Native tribes operate casinos in most U.S. states. Compacts have been devised to clarify local revenue-sharing with the government. But Alabama is apparently without such an agreement.
The “Heart of Dixie” allows the Poarch Band of Creek Indians to retain all gambling revenue. But sadly, a political action committee (PAC) isn’t happy with the arrangement and seeks a change. Interestingly, its dark past could come back to haunt it.
Poarch Creek Accountability Now wants to force Poarch Creek to pay its share upon legalizing casinos in the state. Now the tribe would have to pay taxes. The group feels that it has too much influence on state officials and does nothing for Alabama’s infrastructure.
Who will win the battle?
It won’t help the tribe that Senator Gerald dial is leading the charge.
According to him, the goal is to hold the Poarch Creek accountable. They should not be using millions and millions of untaxed dollars to influence government in this state.
“…So the money that should be going to educate our children and build our roads is building other people’s roads and educating other people’s children.”
The federal Indian Gaming Regulatory Act is responsible, however. It had enacted a policy to allow Class II gaming operations, not casino games, on their own land. No state permission is required.
This means that if PCAN were successful in getting casinos legalized in the state, the tribe still wouldn’t be obligated to fork over state taxes.

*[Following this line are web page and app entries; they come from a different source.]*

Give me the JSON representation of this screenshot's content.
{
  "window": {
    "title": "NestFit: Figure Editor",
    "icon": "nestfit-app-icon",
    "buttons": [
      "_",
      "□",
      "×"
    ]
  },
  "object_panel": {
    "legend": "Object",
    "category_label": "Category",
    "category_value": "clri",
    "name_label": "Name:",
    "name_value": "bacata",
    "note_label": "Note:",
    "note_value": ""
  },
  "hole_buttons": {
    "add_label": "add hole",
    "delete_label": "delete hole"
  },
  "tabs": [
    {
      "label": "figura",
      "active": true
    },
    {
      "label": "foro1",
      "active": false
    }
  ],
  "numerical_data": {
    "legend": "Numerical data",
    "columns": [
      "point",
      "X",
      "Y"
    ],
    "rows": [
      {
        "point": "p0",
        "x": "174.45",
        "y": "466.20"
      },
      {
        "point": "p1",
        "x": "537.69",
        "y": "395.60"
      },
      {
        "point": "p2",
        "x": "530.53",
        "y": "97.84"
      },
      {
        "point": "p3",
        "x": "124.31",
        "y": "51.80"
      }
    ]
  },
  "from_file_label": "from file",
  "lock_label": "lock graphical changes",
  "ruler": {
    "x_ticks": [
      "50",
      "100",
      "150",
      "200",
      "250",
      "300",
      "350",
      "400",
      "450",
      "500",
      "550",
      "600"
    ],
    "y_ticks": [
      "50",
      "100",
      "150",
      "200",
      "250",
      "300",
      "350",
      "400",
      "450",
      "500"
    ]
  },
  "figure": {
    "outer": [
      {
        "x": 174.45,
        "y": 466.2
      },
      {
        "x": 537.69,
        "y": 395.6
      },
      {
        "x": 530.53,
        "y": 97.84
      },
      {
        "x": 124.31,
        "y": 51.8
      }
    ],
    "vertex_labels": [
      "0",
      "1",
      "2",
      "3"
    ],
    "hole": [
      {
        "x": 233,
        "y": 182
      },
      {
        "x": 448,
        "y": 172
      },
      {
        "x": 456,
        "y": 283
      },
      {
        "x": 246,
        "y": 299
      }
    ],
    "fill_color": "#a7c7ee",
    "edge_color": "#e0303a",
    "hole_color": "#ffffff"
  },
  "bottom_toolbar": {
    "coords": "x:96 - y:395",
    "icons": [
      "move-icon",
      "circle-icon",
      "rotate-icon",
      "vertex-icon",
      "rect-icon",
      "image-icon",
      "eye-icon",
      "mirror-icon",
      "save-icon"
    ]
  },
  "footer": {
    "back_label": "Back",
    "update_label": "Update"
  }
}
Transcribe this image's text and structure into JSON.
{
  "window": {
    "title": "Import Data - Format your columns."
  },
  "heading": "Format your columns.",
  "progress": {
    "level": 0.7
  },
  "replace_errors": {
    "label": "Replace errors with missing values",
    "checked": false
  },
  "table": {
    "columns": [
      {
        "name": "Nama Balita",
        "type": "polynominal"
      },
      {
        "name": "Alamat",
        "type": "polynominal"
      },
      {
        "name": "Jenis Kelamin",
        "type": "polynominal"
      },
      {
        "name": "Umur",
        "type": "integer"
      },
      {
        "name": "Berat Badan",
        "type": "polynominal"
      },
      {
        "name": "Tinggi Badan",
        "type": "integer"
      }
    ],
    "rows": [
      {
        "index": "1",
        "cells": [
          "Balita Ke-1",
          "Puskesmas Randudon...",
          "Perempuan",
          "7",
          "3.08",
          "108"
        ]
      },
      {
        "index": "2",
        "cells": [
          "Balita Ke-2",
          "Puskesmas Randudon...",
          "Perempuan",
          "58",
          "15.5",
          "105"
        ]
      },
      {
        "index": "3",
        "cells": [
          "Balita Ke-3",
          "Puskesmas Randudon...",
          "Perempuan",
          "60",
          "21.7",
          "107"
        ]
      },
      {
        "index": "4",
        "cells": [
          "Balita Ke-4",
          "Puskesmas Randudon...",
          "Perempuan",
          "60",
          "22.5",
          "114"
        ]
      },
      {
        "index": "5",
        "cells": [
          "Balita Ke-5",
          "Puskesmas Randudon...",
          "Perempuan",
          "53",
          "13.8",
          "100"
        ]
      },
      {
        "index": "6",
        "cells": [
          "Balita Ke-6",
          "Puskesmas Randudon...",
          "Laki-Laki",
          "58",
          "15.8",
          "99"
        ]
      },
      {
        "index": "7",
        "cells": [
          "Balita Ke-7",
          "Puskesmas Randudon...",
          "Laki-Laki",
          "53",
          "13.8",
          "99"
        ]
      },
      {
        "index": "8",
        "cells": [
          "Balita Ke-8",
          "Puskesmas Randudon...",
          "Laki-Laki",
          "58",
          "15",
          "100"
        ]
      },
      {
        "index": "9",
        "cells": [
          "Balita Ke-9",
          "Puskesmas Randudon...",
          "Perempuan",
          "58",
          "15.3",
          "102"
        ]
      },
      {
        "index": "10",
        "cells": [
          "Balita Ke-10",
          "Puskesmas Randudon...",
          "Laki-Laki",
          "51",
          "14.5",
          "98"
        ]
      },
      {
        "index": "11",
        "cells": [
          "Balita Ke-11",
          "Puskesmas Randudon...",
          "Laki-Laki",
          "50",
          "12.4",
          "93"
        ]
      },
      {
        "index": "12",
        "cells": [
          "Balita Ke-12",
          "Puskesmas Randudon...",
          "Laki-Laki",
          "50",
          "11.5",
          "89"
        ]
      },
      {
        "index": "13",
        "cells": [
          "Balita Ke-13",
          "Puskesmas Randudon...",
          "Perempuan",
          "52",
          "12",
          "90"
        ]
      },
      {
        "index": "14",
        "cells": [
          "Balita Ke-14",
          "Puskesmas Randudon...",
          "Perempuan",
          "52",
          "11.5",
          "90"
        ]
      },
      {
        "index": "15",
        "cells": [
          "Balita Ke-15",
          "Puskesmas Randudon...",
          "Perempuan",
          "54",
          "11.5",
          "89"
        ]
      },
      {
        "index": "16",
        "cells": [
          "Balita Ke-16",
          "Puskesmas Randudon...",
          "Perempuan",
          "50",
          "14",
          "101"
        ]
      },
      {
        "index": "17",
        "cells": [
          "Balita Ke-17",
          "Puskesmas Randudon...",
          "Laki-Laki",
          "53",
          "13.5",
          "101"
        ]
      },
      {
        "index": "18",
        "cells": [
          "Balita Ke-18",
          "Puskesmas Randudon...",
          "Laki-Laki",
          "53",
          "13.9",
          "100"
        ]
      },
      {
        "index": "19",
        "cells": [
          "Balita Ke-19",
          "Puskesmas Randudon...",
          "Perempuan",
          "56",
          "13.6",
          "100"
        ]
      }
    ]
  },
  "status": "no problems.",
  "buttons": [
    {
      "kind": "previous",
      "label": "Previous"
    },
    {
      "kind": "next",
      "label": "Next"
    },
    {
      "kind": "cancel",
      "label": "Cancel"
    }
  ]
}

Speaking of influencing government, PACs are just the entities to do it. It speaks of hypocrisy since such groups have no accountability. PCAN will not offer up details as to its source of funding. It may well be a “dark money” group. Dial doesn’t care, stating
“This organization is being funded by people willing to make contributions, but they’re not willing to be disclosed as they don’t want the repercussions from supporting this organization.”
Of note, PCAN is a 501(c)(4) charitable group, organized to deal with social welfare organizations. That said, donations are tax-deductible, with certain exclusions per the IRS.
In reality, this class of charitable group may engage in some political activities, as long as this is not its primary activity. A PAC looking to change laws has misconstrued its purpose.